To be under a barrage or prolonged shelling simply magnified all the terrible physical and emotional effects of one shell. To me, artillery was an invention of hell. The onrushing whistle and scream of the big steel package of destruction was the pinnacle of violent fury and the embodiment of pent-up evil. It was the essence of violence and of man’s inhumanity to man. I developed a passionate hatred for shells. To be killed by a bullet seemed so clean and surgical. But shells would not only tear and rip the body, they tortured one’s mind almost beyond the brink of sanity.

MajGen. Rupertus had predicted the island would be secured in four days. The effectiveness of the Japanese defense dragged the battle out for two months. By the end of November, the Americans had suffered more than 8,000 casualties, including more than 1,500 killed in action. Nearly all the Japanese soldiers died defending the island, and the Imperial Japanese Army’s 14th Infantry Division effectively ceased to exist. Peleliu was targeted by the Americans in order to use the airfield and to protect the eastern flank of the planned assault on the Philippines. However, the island ended up being of limited value as U.S. forces moved to re-take the Philippines.

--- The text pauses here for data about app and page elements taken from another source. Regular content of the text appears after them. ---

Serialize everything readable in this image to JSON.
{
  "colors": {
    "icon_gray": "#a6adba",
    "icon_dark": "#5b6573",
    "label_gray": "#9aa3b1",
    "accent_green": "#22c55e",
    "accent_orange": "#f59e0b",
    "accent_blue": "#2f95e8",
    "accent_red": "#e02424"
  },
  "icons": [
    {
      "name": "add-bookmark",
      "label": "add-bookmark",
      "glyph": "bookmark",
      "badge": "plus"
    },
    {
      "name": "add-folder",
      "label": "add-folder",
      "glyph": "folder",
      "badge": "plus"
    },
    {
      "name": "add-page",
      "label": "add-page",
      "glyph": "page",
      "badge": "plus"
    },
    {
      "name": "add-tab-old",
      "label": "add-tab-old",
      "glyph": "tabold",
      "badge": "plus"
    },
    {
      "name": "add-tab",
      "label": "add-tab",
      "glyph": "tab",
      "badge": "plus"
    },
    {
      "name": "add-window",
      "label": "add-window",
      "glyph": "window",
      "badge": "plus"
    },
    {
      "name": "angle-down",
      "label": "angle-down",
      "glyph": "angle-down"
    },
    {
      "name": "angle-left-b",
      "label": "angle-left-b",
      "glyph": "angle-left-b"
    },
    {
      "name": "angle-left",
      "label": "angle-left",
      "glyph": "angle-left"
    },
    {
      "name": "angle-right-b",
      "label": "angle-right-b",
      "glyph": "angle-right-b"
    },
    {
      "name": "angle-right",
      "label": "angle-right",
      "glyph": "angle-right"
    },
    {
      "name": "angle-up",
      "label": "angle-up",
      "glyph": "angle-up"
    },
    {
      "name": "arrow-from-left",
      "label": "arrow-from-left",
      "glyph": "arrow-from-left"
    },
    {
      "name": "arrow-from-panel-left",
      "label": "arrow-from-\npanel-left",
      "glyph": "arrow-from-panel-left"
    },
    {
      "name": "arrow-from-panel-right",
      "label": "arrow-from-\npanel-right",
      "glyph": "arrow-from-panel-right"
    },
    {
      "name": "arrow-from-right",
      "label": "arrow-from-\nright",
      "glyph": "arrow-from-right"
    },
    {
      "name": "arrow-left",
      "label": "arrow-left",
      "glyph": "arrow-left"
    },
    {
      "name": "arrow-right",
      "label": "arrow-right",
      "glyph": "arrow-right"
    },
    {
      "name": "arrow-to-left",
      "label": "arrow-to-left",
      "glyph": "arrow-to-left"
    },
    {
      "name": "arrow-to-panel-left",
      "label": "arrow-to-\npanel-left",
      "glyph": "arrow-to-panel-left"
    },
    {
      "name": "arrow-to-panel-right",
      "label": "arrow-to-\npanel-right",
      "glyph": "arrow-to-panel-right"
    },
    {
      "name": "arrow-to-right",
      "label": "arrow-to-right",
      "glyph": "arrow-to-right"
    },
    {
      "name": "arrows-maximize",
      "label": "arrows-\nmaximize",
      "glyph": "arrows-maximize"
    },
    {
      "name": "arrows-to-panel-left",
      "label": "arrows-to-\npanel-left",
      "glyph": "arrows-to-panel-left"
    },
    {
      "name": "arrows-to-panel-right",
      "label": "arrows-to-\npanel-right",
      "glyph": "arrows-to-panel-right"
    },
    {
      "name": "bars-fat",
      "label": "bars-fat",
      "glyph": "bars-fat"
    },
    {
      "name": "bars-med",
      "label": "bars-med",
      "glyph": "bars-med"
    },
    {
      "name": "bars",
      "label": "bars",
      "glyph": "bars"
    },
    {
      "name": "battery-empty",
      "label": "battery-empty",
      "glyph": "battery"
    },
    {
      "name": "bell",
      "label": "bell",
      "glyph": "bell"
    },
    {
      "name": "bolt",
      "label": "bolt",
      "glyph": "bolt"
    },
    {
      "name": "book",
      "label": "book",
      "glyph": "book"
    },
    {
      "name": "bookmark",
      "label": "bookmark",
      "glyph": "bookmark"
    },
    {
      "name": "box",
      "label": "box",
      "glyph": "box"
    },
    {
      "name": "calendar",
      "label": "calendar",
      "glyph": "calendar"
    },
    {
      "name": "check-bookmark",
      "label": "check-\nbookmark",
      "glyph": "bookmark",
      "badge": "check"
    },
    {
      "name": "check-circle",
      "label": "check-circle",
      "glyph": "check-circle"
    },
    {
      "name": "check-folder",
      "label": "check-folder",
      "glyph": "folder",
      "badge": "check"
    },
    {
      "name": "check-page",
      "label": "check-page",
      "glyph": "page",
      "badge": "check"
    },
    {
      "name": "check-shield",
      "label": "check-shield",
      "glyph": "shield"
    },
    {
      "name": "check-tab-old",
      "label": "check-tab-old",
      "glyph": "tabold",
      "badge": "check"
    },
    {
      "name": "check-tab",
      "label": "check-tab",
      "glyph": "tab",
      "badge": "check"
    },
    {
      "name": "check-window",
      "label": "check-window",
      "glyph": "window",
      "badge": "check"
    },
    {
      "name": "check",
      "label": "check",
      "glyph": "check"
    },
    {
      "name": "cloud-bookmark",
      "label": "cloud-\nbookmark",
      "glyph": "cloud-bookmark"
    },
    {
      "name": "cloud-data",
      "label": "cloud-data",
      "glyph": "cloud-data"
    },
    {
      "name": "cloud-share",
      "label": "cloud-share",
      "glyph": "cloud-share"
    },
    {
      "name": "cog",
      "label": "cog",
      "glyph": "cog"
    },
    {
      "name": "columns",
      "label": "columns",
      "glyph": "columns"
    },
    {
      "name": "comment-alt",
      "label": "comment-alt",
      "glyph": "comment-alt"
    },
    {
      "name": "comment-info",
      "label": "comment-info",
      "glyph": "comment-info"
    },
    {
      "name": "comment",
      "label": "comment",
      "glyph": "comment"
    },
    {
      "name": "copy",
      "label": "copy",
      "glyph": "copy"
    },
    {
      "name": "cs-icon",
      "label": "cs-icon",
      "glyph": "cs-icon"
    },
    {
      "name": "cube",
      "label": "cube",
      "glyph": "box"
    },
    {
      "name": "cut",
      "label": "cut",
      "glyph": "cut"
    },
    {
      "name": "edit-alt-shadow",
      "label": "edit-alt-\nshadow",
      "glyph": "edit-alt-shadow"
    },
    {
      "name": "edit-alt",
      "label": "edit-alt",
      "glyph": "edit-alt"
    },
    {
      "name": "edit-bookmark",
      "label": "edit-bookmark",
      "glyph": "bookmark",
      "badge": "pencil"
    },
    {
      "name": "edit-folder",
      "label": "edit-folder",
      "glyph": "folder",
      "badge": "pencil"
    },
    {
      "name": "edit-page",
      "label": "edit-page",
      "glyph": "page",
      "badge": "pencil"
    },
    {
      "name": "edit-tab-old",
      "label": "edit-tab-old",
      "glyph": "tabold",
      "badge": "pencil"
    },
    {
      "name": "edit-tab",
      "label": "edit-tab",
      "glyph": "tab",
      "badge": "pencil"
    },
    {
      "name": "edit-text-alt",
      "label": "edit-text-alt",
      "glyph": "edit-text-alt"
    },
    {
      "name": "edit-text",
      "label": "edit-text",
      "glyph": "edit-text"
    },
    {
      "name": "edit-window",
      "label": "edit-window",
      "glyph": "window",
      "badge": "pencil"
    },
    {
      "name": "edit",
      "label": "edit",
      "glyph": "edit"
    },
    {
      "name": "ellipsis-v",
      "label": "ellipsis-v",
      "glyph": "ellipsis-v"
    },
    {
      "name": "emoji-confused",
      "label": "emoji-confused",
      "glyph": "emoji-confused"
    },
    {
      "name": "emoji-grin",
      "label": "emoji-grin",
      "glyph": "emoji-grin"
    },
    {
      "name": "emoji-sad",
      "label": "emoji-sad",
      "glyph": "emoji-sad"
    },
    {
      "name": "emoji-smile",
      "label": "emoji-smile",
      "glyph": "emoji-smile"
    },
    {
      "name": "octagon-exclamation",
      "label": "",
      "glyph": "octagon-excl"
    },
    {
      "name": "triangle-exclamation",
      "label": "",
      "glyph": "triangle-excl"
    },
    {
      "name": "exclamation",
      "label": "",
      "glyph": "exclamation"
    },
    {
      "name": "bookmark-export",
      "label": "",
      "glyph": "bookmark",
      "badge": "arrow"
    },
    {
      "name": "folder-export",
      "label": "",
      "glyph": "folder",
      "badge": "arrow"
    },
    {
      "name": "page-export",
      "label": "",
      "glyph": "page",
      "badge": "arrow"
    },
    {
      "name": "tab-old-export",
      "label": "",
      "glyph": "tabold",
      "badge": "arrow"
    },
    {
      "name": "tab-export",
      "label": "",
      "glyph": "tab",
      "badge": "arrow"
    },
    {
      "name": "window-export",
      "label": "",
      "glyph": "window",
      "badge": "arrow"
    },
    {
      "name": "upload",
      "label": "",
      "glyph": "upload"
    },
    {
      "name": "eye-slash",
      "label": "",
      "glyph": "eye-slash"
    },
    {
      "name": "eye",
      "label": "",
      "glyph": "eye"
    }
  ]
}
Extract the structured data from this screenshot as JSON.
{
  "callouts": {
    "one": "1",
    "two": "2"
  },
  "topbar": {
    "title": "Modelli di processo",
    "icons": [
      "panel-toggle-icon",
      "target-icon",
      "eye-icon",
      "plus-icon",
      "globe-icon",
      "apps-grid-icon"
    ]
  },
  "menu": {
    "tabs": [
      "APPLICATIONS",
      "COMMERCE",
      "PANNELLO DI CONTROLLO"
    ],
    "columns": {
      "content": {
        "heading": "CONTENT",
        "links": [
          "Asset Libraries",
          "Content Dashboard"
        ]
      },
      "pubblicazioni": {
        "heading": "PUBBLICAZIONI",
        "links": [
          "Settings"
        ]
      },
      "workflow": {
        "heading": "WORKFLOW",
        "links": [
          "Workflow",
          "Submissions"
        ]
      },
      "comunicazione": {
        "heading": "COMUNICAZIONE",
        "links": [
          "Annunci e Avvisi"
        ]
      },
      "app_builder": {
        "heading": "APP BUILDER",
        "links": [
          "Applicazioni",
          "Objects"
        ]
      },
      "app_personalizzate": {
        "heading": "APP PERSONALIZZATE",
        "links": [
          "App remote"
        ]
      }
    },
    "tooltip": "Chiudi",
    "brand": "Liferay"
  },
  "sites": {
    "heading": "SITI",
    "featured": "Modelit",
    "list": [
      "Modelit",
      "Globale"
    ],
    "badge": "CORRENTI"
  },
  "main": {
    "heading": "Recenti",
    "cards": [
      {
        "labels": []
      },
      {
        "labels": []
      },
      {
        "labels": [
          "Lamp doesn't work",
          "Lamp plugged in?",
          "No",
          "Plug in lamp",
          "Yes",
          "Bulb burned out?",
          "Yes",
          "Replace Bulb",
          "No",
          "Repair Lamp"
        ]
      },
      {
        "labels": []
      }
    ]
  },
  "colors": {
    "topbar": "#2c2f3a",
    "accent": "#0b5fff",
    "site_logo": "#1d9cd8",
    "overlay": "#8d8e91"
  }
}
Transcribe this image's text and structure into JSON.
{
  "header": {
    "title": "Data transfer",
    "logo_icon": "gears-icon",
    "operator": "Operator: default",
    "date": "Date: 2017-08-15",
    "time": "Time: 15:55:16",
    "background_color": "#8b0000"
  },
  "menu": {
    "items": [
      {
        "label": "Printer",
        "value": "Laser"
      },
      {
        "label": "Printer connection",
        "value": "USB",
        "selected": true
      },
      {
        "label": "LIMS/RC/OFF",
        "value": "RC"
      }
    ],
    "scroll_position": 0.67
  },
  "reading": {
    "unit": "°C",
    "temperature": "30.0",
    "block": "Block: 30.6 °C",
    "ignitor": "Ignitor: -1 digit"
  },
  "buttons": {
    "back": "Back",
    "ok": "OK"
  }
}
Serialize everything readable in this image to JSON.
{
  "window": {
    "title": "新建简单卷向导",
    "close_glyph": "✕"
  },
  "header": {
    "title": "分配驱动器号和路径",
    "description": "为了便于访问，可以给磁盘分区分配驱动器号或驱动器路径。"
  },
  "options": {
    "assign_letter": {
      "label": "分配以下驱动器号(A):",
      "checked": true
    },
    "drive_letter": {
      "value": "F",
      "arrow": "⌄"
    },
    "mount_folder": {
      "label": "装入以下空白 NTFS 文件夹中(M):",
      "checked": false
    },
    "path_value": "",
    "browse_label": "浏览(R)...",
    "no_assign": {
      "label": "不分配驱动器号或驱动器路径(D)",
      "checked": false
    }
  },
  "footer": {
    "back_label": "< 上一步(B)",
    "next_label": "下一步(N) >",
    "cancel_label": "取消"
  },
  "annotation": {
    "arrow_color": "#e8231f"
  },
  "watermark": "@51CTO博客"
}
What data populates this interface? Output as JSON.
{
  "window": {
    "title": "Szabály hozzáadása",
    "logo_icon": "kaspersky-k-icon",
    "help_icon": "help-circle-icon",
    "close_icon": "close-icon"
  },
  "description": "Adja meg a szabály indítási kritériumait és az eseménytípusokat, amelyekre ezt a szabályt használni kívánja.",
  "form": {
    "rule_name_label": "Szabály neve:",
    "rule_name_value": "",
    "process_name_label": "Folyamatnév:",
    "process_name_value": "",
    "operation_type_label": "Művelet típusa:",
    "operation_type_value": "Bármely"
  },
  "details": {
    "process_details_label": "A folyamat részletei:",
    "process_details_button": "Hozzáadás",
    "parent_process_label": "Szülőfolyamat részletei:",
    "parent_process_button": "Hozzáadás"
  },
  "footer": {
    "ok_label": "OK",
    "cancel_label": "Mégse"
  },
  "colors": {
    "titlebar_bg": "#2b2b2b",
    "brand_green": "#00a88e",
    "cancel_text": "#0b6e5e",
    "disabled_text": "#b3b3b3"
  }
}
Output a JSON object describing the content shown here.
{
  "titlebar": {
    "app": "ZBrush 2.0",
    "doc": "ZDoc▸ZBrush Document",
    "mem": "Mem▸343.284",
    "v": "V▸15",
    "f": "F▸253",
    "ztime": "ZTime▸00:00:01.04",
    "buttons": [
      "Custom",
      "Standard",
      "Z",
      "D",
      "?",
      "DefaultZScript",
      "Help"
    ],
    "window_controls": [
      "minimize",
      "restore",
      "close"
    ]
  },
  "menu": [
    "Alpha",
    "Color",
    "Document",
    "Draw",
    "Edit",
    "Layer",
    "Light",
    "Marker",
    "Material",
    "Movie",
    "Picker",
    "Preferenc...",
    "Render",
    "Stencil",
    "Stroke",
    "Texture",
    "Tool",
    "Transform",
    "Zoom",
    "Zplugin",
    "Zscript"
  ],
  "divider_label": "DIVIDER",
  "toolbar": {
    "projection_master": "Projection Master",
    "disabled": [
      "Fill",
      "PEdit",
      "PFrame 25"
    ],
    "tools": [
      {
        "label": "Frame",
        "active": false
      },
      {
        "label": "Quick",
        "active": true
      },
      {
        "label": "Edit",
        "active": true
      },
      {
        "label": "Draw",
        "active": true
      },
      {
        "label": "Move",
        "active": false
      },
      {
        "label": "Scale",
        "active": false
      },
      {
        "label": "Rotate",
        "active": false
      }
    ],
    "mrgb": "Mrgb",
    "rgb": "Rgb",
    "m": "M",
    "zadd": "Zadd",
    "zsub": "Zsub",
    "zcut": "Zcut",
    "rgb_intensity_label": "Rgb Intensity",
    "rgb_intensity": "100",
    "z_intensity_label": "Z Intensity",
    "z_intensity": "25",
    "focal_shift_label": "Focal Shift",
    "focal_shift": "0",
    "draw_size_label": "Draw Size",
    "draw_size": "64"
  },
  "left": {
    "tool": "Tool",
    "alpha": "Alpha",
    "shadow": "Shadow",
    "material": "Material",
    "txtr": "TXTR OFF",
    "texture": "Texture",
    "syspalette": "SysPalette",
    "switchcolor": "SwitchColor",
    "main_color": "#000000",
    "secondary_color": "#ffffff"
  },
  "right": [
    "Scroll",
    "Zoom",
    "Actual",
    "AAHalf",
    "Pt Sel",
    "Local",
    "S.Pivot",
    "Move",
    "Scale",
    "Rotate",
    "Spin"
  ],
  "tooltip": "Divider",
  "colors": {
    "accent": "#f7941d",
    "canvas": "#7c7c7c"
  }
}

Peleliu, with airfield visible in the southwest.

Peleliu, with airfield visible in the southwest.

Peleliu, in the modern Republic of Palau, in the western Pacific.

Peleliu, in the modern Republic of Palau, in the western Pacific.

Voices from the Past: The Battle of Fort Sumter, 1861

“Boom, boom go the cannon. Now the puff of white smoke comes from Fort Johnson. There goes one from Castle Pinckney. The Floating Battery, too, has taken position, while Steven’s Battery, the first to speak on that momentous morning, still continues to send forth its iron messengers. Fort Moultrie also joins the fray and thus from all sides shot and shell pour down upon that one sole representative of the detested northern oppressor. All the pent up hatred of the past months and years is voiced in the thunder of these cannon, and the people seem almost beside themselves in the exultation of a freedom they deem already won.”

–William Merrick Bristoll on the Confederate bombardment of Fort Sumter on 12 April 1861.

Source: American Heritage Vol. 26, April 1975.

“Bombardment of Fort Sumter by the batteries of the Confederate states,” 1861. Prints and Photographs Division, Library of Congress.

“Bombardment of Fort Sumter by the batteries of the Confederate states.” Prints and Photographs Division, Library of Congress.